* **REQUIRED ACTION**
Give back the lines below exactly, but do not include any pictures.
▬▬▬▬▬▬▬▬▬▬
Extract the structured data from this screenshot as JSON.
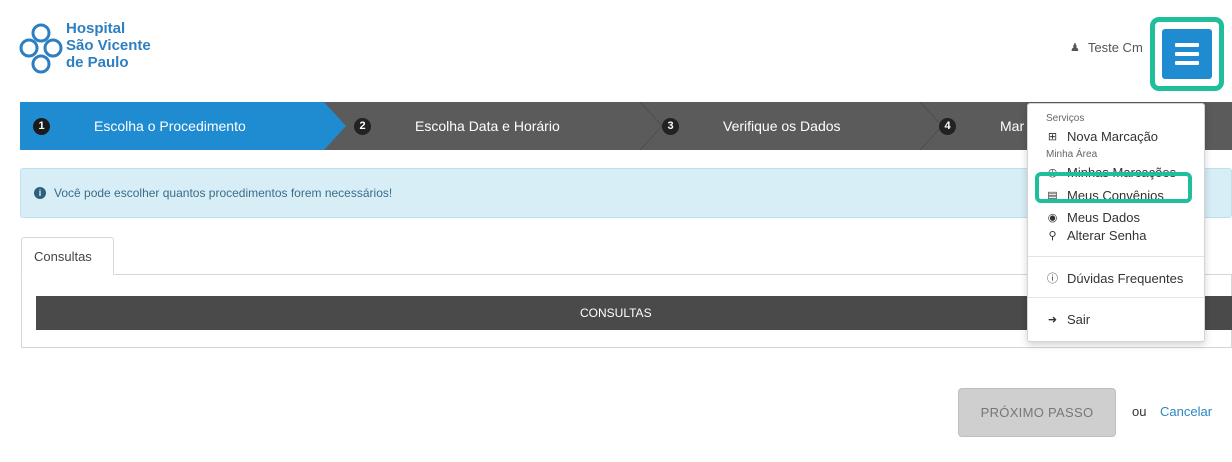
{
  "header": {
    "logo_lines": [
      "Hospital",
      "São Vicente",
      "de Paulo"
    ],
    "user_name": "Teste Cm"
  },
  "steps": [
    {
      "number": "1",
      "label": "Escolha o Procedimento"
    },
    {
      "number": "2",
      "label": "Escolha Data e Horário"
    },
    {
      "number": "3",
      "label": "Verifique os Dados"
    },
    {
      "number": "4",
      "label": "Mar"
    }
  ],
  "alert": {
    "icon": "info-icon",
    "text": "Você pode escolher quantos procedimentos forem necessários!"
  },
  "tabs": {
    "active": "Consultas"
  },
  "panel": {
    "heading": "CONSULTAS"
  },
  "footer": {
    "next_label": "PRÓXIMO PASSO",
    "or_text": "ou",
    "cancel_label": "Cancelar"
  },
  "menu": {
    "section_services": "Serviços",
    "new_booking": "Nova Marcação",
    "section_area": "Minha Área",
    "my_bookings": "Minhas Marcações",
    "my_insurance": "Meus Convênios",
    "my_data": "Meus Dados",
    "change_password": "Alterar Senha",
    "faq": "Dúvidas Frequentes",
    "logout": "Sair"
  },
  "colors": {
    "brand_blue": "#1f8bd1",
    "highlight_teal": "#1fbf9c",
    "steps_bar": "#5b5b5b",
    "alert_bg": "#d8eef7"
  }
}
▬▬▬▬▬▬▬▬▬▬
* **OUTPUT**
Extract the structured data from this screenshot as JSON.
{
  "header": {
    "logo_lines": [
      "Hospital",
      "São Vicente",
      "de Paulo"
    ],
    "user_name": "Teste Cm"
  },
  "steps": [
    {
      "number": "1",
      "label": "Escolha o Procedimento"
    },
    {
      "number": "2",
      "label": "Escolha Data e Horário"
    },
    {
      "number": "3",
      "label": "Verifique os Dados"
    },
    {
      "number": "4",
      "label": "Mar"
    }
  ],
  "alert": {
    "icon": "info-icon",
    "text": "Você pode escolher quantos procedimentos forem necessários!"
  },
  "tabs": {
    "active": "Consultas"
  },
  "panel": {
    "heading": "CONSULTAS"
  },
  "footer": {
    "next_label": "PRÓXIMO PASSO",
    "or_text": "ou",
    "cancel_label": "Cancelar"
  },
  "menu": {
    "section_services": "Serviços",
    "new_booking": "Nova Marcação",
    "section_area": "Minha Área",
    "my_bookings": "Minhas Marcações",
    "my_insurance": "Meus Convênios",
    "my_data": "Meus Dados",
    "change_password": "Alterar Senha",
    "faq": "Dúvidas Frequentes",
    "logout": "Sair"
  },
  "colors": {
    "brand_blue": "#1f8bd1",
    "highlight_teal": "#1fbf9c",
    "steps_bar": "#5b5b5b",
    "alert_bg": "#d8eef7"
  }
}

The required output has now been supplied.